● What you are asked to do
Copy out the records in full, word for word, without pictures.

● Data records
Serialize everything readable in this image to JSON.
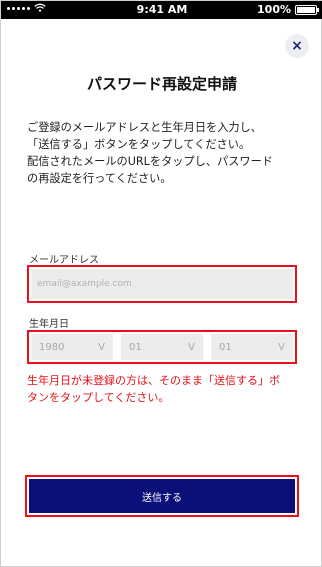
{
  "status_bar": {
    "time": "9:41 AM",
    "battery": "100%",
    "battery_level": 1.0,
    "wifi_icon": "wifi-icon"
  },
  "header": {
    "close_label": "×",
    "title": "パスワード再設定申請"
  },
  "description": {
    "line1": "ご登録のメールアドレスと生年月日を入力し、",
    "line2": "「送信する」ボタンをタップしてください。",
    "line3": "配信されたメールのURLをタップし、パスワード",
    "line4": "の再設定を行ってください。"
  },
  "form": {
    "email_label": "メールアドレス",
    "email_placeholder": "email@axample.com",
    "email_value": "",
    "birth_label": "生年月日",
    "year": "1980",
    "month": "01",
    "day": "01"
  },
  "warning": {
    "line1": "生年月日が未登録の方は、そのまま「送信する」ボ",
    "line2": "タンをタップしてください。"
  },
  "submit": {
    "label": "送信する"
  },
  "colors": {
    "accent": "#0a0f7a",
    "highlight": "#e8101a",
    "warning_text": "#e8101a"
  }
}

● Response below
Serialize everything readable in this image to JSON.
{
  "status_bar": {
    "time": "9:41 AM",
    "battery": "100%",
    "battery_level": 1.0,
    "wifi_icon": "wifi-icon"
  },
  "header": {
    "close_label": "×",
    "title": "パスワード再設定申請"
  },
  "description": {
    "line1": "ご登録のメールアドレスと生年月日を入力し、",
    "line2": "「送信する」ボタンをタップしてください。",
    "line3": "配信されたメールのURLをタップし、パスワード",
    "line4": "の再設定を行ってください。"
  },
  "form": {
    "email_label": "メールアドレス",
    "email_placeholder": "email@axample.com",
    "email_value": "",
    "birth_label": "生年月日",
    "year": "1980",
    "month": "01",
    "day": "01"
  },
  "warning": {
    "line1": "生年月日が未登録の方は、そのまま「送信する」ボ",
    "line2": "タンをタップしてください。"
  },
  "submit": {
    "label": "送信する"
  },
  "colors": {
    "accent": "#0a0f7a",
    "highlight": "#e8101a",
    "warning_text": "#e8101a"
  }
}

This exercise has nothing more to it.